The desire to explore and to make sense of our evolving world is instinctive to our species, connecting us to each other and to our collective human heritage. Some of us are drawn to the study of human conditions, imagination, and creation, while others are driven to investigate the unknown or uncharted world around us—but the yearning for new insight and new ways to see our world is the same. At the most fundamental level, we are all going after the same questions. However we approach these questions, it is critical to have the humility to recognize that we are often limited by our own adopted paradigm of thinking—we are only using a particular set of tools in the toolbox.
History taught us that cross-referencing and integrating different disciplinary perspectives has the potential to magnify insight and generate novel solutions to complex problems, achieving far greater advances—even breakthroughs. The benefits are far-ranging across research and scholarship, as well as pedagogy. Changing and expanding our learning this way allows us to engage our students in a different way, helping them connect what they are learning in all their courses. With the awesome accessibility of knowledge, it is perfectly possible for a humanities student to contemplate the philosophical implications of the essential conditions for life to form, for consciousness to emerge, and what that means for our own existence. It is also possible for a student of science, business, or policy to have a better understanding of the human condition, inspiration, and appreciation of the incredible power of creativity and imagination.

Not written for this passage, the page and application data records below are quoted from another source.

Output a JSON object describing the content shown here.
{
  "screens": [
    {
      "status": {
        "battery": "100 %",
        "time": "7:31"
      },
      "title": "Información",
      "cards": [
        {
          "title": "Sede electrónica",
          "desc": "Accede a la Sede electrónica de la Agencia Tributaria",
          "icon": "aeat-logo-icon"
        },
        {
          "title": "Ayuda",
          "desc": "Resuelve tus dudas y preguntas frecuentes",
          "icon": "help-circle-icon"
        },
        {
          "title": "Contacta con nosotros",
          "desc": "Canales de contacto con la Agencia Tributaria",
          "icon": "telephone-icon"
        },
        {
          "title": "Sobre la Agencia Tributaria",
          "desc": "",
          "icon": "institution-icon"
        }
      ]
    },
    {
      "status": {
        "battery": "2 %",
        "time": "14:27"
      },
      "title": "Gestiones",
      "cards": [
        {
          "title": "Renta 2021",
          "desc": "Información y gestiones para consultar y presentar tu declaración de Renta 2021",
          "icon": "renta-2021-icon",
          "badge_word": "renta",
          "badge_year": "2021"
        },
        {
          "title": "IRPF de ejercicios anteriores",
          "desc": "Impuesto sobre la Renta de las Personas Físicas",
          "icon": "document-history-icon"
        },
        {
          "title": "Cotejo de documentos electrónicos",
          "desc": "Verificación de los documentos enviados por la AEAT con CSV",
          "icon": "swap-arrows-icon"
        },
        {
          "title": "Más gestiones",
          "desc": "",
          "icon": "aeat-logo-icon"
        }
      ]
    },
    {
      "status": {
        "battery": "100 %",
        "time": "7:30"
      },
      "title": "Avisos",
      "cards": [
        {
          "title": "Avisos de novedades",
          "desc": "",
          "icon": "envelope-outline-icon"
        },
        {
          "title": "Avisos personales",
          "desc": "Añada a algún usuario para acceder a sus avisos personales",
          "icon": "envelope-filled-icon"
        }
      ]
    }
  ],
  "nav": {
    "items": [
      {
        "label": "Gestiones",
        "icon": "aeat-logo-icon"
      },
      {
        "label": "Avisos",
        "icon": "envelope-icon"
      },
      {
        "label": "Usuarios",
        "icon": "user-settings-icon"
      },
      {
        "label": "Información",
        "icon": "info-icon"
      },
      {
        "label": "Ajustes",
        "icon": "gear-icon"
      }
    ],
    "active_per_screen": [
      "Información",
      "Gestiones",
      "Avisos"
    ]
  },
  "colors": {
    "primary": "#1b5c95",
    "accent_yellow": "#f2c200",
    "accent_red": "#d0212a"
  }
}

In Part II of this blog post next month, I will take a deeper dive into the relationship between knowledge creation, appropriation, and dissemination that could stimulate fresh ideas and shape new thinking for our institutional future.